The Vailima estate was purchased in 1900 as the official residence for the German governor and, after British/Dominion confiscation, served successively as residence for the New Zealand administrator and for the Samoan head of state after independence. The island of Upolu was affected by a tsunami at 06:48:11 local time on 29 September 2009. Twenty villages on Upolu's south side were destroyed, including Lepa, the home of Samoa's Prime Minister Tuilaepa Lupesoliai Sailele Malielegaoi. In Lepa, only the church and the village's welcome sign remained standing following the disaster. An small species of spider lives on Upolu. According to the Guinness Book of World Records, the spider is the size of a period on a printed page. Upolu was the filming location for the 1953 South Seas film Return to Paradise, starring Gary Cooper; the island was the filming location for several seasons of the CBS competitive Survivor reality television series: Survivor: Samoa, the nineteenth. Australian Survivor was set on the island in the 2016 third season and 2017 fourth season.
1889 Apia cyclone Archaeology of Samoa Samoa Tourism Authority Samoa Tourism Authority
Prime Minister of Samoa
The Prime Minister of Samoa is the head of government of the Independent State of Samoa, a sovereign country located in the Pacific Ocean.
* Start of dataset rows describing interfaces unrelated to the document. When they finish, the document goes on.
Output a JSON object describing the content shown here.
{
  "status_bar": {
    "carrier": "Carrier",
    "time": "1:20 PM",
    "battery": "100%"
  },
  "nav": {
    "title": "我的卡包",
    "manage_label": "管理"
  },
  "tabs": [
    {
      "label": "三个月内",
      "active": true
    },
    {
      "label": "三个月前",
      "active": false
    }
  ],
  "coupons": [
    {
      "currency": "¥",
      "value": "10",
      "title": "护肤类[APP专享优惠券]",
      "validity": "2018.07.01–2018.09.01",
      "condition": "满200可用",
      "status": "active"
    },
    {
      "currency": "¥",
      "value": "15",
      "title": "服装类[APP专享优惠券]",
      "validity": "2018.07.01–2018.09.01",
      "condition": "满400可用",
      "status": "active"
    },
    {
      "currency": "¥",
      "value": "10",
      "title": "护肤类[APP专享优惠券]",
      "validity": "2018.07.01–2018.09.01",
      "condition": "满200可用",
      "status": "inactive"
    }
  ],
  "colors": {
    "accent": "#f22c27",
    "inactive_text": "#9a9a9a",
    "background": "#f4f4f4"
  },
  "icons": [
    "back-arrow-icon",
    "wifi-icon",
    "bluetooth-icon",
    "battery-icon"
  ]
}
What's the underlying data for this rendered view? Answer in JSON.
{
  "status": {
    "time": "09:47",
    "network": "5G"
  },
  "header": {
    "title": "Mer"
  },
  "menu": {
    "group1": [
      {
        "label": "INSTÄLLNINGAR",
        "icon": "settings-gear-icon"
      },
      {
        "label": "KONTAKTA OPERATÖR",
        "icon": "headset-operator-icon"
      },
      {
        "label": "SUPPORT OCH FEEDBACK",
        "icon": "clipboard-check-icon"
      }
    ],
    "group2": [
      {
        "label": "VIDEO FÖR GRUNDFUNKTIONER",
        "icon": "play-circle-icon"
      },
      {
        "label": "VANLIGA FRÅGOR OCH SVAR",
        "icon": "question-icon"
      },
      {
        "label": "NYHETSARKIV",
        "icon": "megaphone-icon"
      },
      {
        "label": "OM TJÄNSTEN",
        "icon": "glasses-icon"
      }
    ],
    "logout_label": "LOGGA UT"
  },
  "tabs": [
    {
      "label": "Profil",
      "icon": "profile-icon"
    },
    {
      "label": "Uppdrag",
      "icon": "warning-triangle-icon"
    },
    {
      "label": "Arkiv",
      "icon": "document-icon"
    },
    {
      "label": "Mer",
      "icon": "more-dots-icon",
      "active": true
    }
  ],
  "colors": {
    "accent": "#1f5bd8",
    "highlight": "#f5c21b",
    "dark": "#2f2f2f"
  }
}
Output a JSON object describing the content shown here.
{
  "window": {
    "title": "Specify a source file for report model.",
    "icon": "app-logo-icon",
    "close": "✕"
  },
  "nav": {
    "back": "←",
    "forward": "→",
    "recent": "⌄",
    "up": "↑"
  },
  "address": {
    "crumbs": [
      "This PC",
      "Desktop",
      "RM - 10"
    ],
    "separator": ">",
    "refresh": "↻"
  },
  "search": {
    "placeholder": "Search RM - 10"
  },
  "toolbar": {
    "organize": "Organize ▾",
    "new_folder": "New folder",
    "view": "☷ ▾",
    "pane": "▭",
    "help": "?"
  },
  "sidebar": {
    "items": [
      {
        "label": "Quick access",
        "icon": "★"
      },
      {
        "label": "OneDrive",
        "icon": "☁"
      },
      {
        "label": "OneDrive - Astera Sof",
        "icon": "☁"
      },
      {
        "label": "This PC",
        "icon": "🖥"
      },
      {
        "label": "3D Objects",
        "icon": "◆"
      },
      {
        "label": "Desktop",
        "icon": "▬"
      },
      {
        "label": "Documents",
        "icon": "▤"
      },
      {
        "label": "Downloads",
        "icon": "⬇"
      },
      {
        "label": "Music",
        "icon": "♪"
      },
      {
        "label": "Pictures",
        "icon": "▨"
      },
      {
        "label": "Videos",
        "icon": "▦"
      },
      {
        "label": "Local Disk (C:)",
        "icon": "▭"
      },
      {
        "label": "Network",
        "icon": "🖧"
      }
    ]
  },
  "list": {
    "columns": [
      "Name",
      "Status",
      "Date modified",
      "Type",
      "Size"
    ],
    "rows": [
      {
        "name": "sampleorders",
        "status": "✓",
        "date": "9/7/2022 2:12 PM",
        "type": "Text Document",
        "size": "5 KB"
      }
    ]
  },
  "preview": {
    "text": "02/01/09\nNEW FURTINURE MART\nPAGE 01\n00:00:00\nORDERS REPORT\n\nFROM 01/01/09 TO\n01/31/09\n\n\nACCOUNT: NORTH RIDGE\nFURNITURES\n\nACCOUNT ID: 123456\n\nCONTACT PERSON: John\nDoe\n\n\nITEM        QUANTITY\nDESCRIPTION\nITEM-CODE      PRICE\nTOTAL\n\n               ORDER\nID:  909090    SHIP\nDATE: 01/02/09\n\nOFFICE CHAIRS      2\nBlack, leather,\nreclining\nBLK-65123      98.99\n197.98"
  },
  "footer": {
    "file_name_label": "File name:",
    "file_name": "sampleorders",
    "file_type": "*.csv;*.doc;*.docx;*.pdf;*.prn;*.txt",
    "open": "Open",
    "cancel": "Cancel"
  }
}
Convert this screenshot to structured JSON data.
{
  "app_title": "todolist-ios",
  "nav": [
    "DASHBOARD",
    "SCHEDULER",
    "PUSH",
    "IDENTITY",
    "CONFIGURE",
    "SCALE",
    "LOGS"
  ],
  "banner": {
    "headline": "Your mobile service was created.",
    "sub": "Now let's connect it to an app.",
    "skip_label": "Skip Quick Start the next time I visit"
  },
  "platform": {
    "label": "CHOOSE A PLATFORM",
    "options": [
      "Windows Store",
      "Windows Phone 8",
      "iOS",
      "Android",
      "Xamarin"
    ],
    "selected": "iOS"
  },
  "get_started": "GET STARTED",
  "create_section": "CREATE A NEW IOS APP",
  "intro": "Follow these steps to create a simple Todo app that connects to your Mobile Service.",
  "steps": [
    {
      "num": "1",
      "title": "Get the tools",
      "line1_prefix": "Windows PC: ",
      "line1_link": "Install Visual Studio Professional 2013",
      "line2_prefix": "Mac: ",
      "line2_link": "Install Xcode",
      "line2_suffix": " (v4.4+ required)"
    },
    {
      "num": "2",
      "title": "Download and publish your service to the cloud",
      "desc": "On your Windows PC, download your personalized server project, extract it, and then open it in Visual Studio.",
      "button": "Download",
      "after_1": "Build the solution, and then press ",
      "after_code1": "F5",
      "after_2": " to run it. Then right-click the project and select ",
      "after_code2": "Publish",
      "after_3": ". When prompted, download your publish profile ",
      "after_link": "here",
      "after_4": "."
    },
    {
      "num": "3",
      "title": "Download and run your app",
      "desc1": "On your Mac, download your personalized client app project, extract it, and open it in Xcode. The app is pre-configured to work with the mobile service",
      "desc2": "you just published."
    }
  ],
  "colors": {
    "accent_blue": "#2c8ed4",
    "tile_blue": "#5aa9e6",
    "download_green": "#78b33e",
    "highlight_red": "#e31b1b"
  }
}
The first Prime Minister of Samoa was Albert Barnes Steinberger, who represented the American government in the Samoan Islands but was close to German commercial interests. After the indigenous authorities of the islands adopted the Constitution of 1873, Steinberger was appointed Prime Minister by the King Malietoa Laupepa in July 1875, he hold this post for seven months before the British and American consuls in the country persuaded Laupepa to dismiss him, seeing his role as German interference in the islands. Over the next two decades, there was no Prime Minister in the country, in 1899 Samoa fell under the colonial rule of the Western powers, being divided as a German colony and an American colony at the end of the Second Samoan Civil War, according to the terms of the Tripartite Convention. At the beginning of the World War I, German Samoa was occupied by New Zealand in 1914, was subsequently organized as a trust territory of New Zealand in 1920.
The territory gained independence in 1962 as the Independent State of Samoa. The Constitution, adopted in 1960 during the transitional period of autonomy, provides that the executive power is vested in the head of state, elected by the Legislative Assembly, who acts only on the recommendation of the government; the head of state has a ceremonial role. The real executive power is exercised by his cabinet; the Prime Minister is appointed by the head of state as a member of the Legislative Assembly who enjoys the confidence of a majority in the Legislative Assembly. The Prime Minister may be removed from office by the Legislative Assembly. Samoa is thus a parliamentary democracy based on the Westminster system. Samoa Politics of Samoa List of colonial governors of Samoa O le Ao o le Malo Lists of incumbents World Statesmen – Samoa